Website and app data records
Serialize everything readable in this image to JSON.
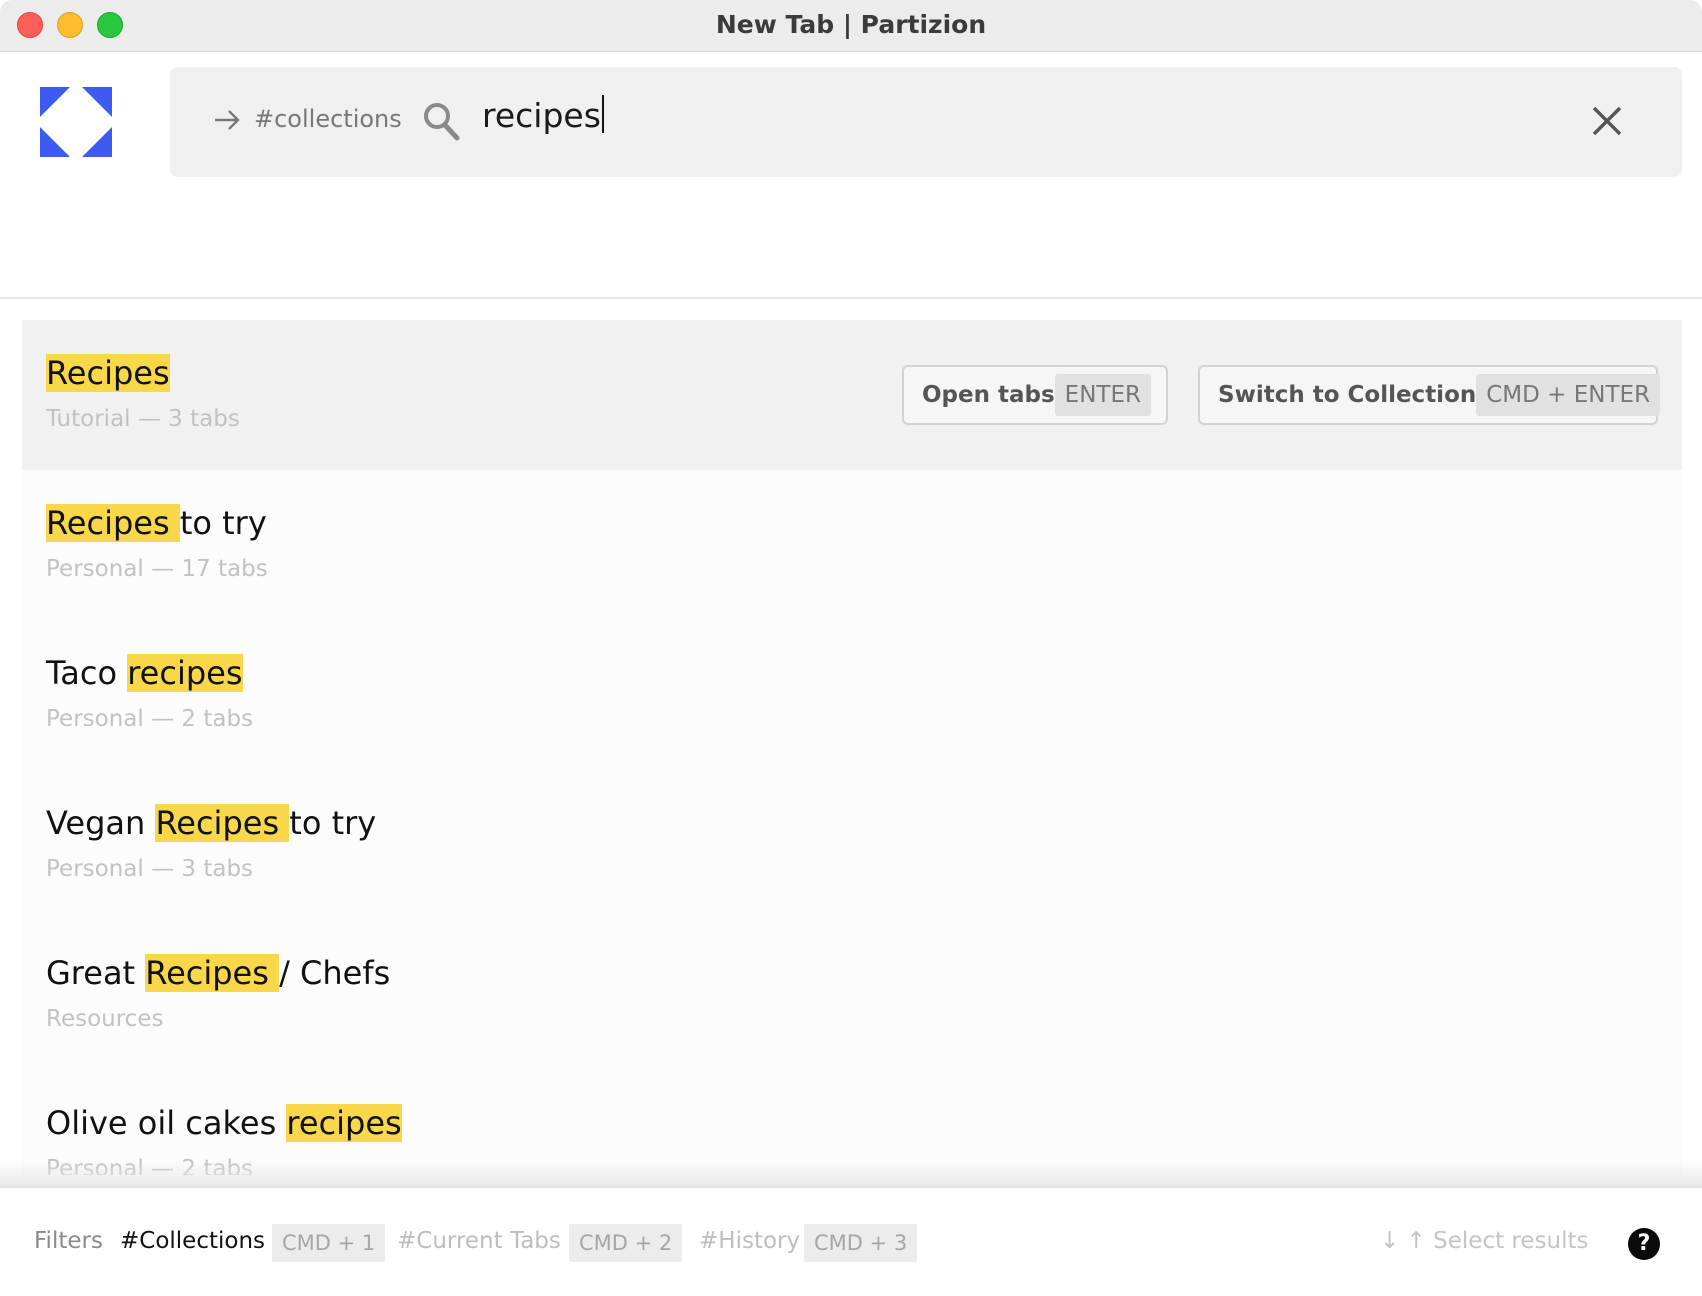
{
  "window": {
    "title": "New Tab | Partizion"
  },
  "search": {
    "scope": "#collections",
    "query": "recipes",
    "icons": {
      "scope_arrow": "arrow-right-icon",
      "search": "search-icon",
      "clear": "close-icon"
    }
  },
  "brand": {
    "logo": "partizion-logo",
    "color": "#3d5af1"
  },
  "highlight_color": "#f8d74a",
  "results": [
    {
      "title": {
        "before": "",
        "match": "Recipes",
        "after": ""
      },
      "subtitle": "Tutorial — 3 tabs",
      "selected": true
    },
    {
      "title": {
        "before": "",
        "match": "Recipes ",
        "after": "to try"
      },
      "subtitle": "Personal — 17 tabs"
    },
    {
      "title": {
        "before": "Taco ",
        "match": "recipes",
        "after": ""
      },
      "subtitle": "Personal — 2 tabs"
    },
    {
      "title": {
        "before": "Vegan ",
        "match": "Recipes ",
        "after": "to try"
      },
      "subtitle": "Personal — 3 tabs"
    },
    {
      "title": {
        "before": "Great ",
        "match": "Recipes ",
        "after": "/ Chefs"
      },
      "subtitle": "Resources"
    },
    {
      "title": {
        "before": "Olive oil cakes ",
        "match": "recipes",
        "after": ""
      },
      "subtitle": "Personal — 2 tabs"
    }
  ],
  "actions": {
    "open": {
      "label": "Open tabs",
      "shortcut": "ENTER"
    },
    "switch": {
      "label": "Switch to Collection",
      "shortcut": "CMD + ENTER"
    }
  },
  "footer": {
    "filters_label": "Filters",
    "filters": [
      {
        "label": "#Collections",
        "shortcut": "CMD + 1",
        "active": true
      },
      {
        "label": "#Current Tabs",
        "shortcut": "CMD + 2",
        "active": false
      },
      {
        "label": "#History",
        "shortcut": "CMD + 3",
        "active": false
      }
    ],
    "navigation_hint": "↓ ↑  Select results",
    "help": "?"
  }
}
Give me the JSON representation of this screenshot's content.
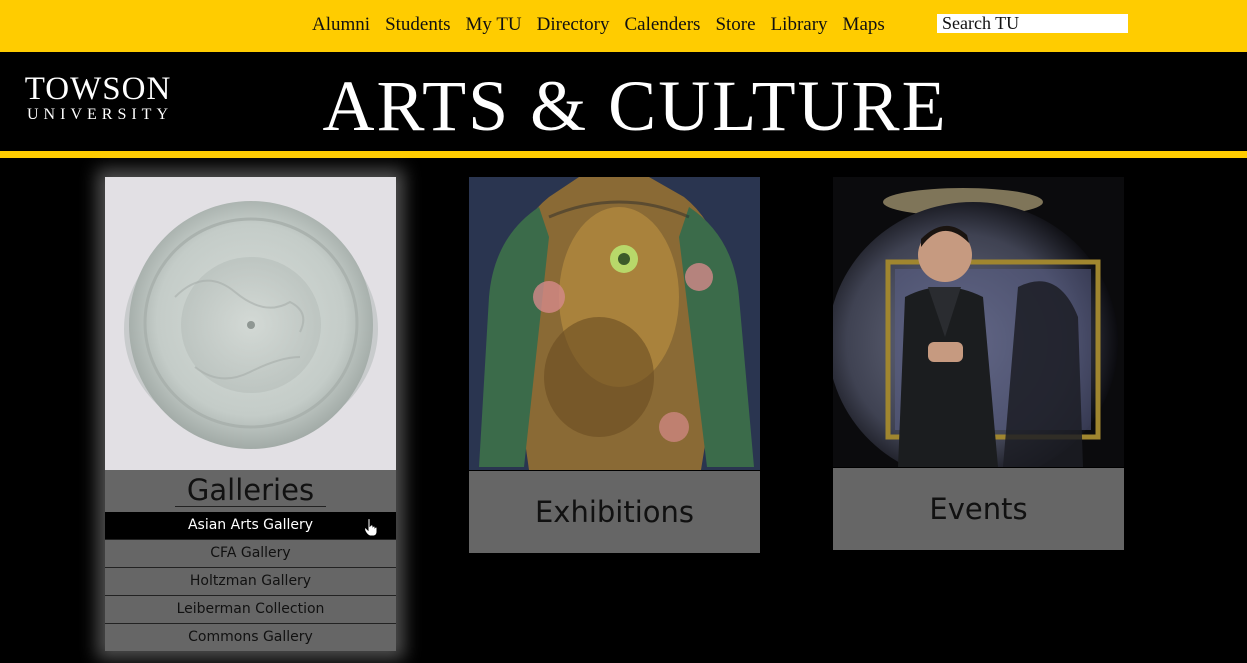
{
  "topnav": {
    "links": [
      "Alumni",
      "Students",
      "My TU",
      "Directory",
      "Calenders",
      "Store",
      "Library",
      "Maps"
    ],
    "search_placeholder": "Search TU"
  },
  "header": {
    "logo_top": "TOWSON",
    "logo_bottom": "UNIVERSITY",
    "site_title": "ARTS & CULTURE"
  },
  "cards": {
    "galleries": {
      "label": "Galleries",
      "items": [
        "Asian Arts Gallery",
        "CFA Gallery",
        "Holtzman Gallery",
        "Leiberman Collection",
        "Commons Gallery"
      ],
      "active_item": "Asian Arts Gallery"
    },
    "exhibitions": {
      "label": "Exhibitions"
    },
    "events": {
      "label": "Events"
    }
  },
  "colors": {
    "brand_gold": "#ffcc00",
    "background": "#000000",
    "label_gray": "#666666"
  },
  "icons": {
    "cursor": "hand-pointer-icon"
  }
}
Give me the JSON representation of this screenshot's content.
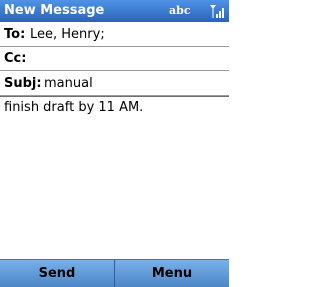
{
  "titlebar": {
    "title": "New Message",
    "input_mode": "abc",
    "signal_icon": "signal-strength-icon"
  },
  "fields": {
    "to": {
      "label": "To:",
      "value": "Lee, Henry;"
    },
    "cc": {
      "label": "Cc:",
      "value": ""
    },
    "subject": {
      "label": "Subj:",
      "value": "manual"
    }
  },
  "body": {
    "text": "finish draft by 11 AM."
  },
  "softkeys": {
    "left": "Send",
    "right": "Menu"
  },
  "colors": {
    "titlebar": "#2f6fc4",
    "softkey_bar": "#5f9ad6",
    "text": "#000000"
  }
}
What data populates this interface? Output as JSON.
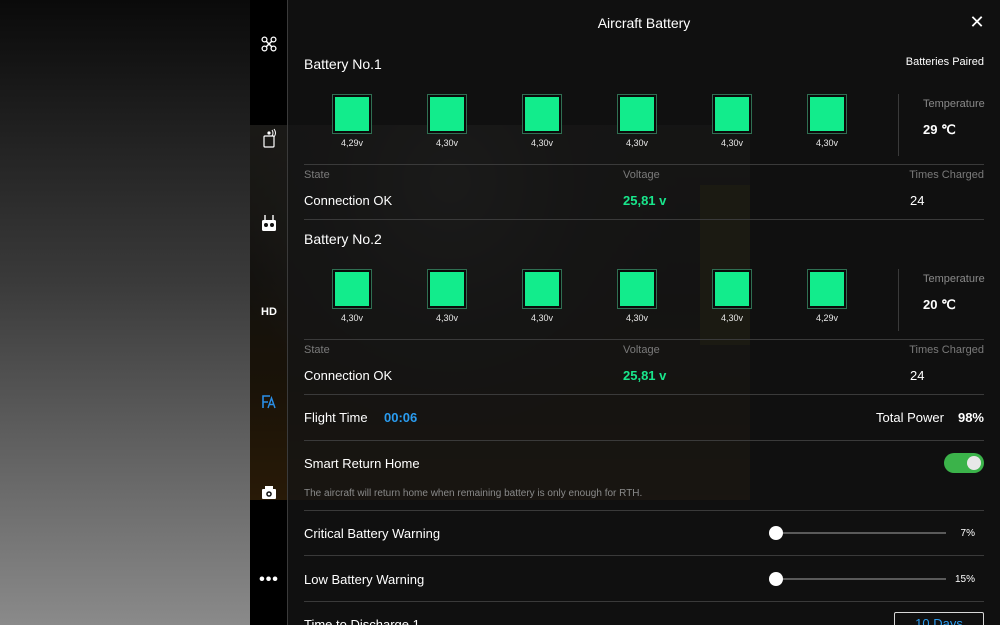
{
  "header": {
    "title": "Aircraft Battery",
    "close_icon": "close-icon"
  },
  "sidebar": {
    "icons": [
      {
        "name": "aircraft-icon"
      },
      {
        "name": "signal-icon"
      },
      {
        "name": "remote-controller-icon"
      },
      {
        "name": "hd-label",
        "label": "HD"
      },
      {
        "name": "battery-icon",
        "active": true
      },
      {
        "name": "camera-icon"
      },
      {
        "name": "more-icon"
      }
    ]
  },
  "paired_status": "Batteries Paired",
  "batteries": [
    {
      "title": "Battery No.1",
      "cells": [
        "4,29v",
        "4,30v",
        "4,30v",
        "4,30v",
        "4,30v",
        "4,30v"
      ],
      "temperature_label": "Temperature",
      "temperature": "29 ℃",
      "state_label": "State",
      "state": "Connection OK",
      "voltage_label": "Voltage",
      "voltage": "25,81 v",
      "times_charged_label": "Times Charged",
      "times_charged": "24"
    },
    {
      "title": "Battery No.2",
      "cells": [
        "4,30v",
        "4,30v",
        "4,30v",
        "4,30v",
        "4,30v",
        "4,29v"
      ],
      "temperature_label": "Temperature",
      "temperature": "20 ℃",
      "state_label": "State",
      "state": "Connection OK",
      "voltage_label": "Voltage",
      "voltage": "25,81 v",
      "times_charged_label": "Times Charged",
      "times_charged": "24"
    }
  ],
  "flight": {
    "time_label": "Flight Time",
    "time": "00:06",
    "power_label": "Total Power",
    "power": "98%"
  },
  "smart_rth": {
    "label": "Smart Return Home",
    "enabled": true,
    "description": "The aircraft will return home when remaining battery is only enough for RTH."
  },
  "critical_warning": {
    "label": "Critical Battery Warning",
    "value": "7%",
    "fraction": 0.0
  },
  "low_warning": {
    "label": "Low Battery Warning",
    "value": "15%",
    "fraction": 0.0
  },
  "discharge": {
    "label": "Time to Discharge 1",
    "value": "10 Days"
  },
  "colors": {
    "cell": "#12ec8c",
    "accent": "#2a9cf0",
    "toggle_on": "#3bb34a"
  }
}
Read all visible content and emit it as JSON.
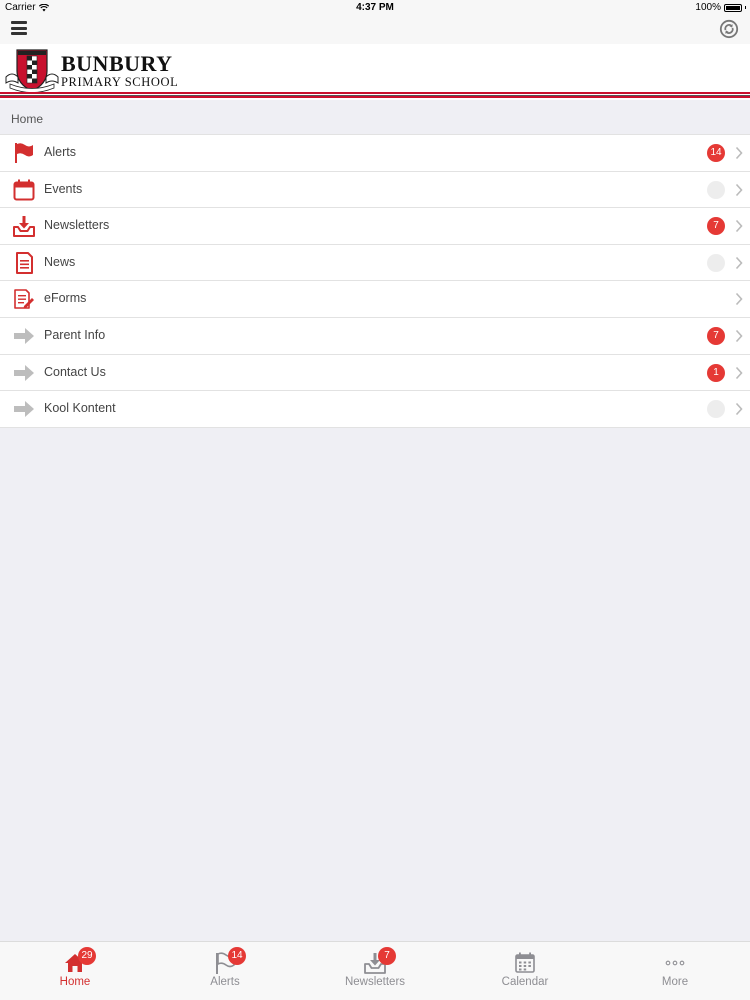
{
  "status_bar": {
    "carrier": "Carrier",
    "time": "4:37 PM",
    "battery": "100%"
  },
  "header": {
    "school_line1": "BUNBURY",
    "school_line2": "PRIMARY SCHOOL"
  },
  "breadcrumb": "Home",
  "menu": [
    {
      "label": "Alerts",
      "badge": "14",
      "icon": "flag-icon"
    },
    {
      "label": "Events",
      "badge": "",
      "icon": "calendar-icon"
    },
    {
      "label": "Newsletters",
      "badge": "7",
      "icon": "download-tray-icon"
    },
    {
      "label": "News",
      "badge": "",
      "icon": "document-icon"
    },
    {
      "label": "eForms",
      "badge": null,
      "icon": "form-edit-icon"
    },
    {
      "label": "Parent Info",
      "badge": "7",
      "icon": "arrow-right-icon"
    },
    {
      "label": "Contact Us",
      "badge": "1",
      "icon": "arrow-right-icon"
    },
    {
      "label": "Kool Kontent",
      "badge": "",
      "icon": "arrow-right-icon"
    }
  ],
  "tabs": [
    {
      "label": "Home",
      "badge": "29",
      "icon": "home-icon",
      "active": true
    },
    {
      "label": "Alerts",
      "badge": "14",
      "icon": "flag-icon"
    },
    {
      "label": "Newsletters",
      "badge": "7",
      "icon": "download-tray-icon"
    },
    {
      "label": "Calendar",
      "badge": null,
      "icon": "calendar-icon"
    },
    {
      "label": "More",
      "badge": null,
      "icon": "more-icon"
    }
  ],
  "colors": {
    "accent": "#e53935",
    "brand_red": "#c8102e",
    "inactive": "#8e8e93"
  }
}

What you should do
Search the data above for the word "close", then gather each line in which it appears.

Answer to this exercise
      "clear": "close-icon"
    "close_icon": "close-icon"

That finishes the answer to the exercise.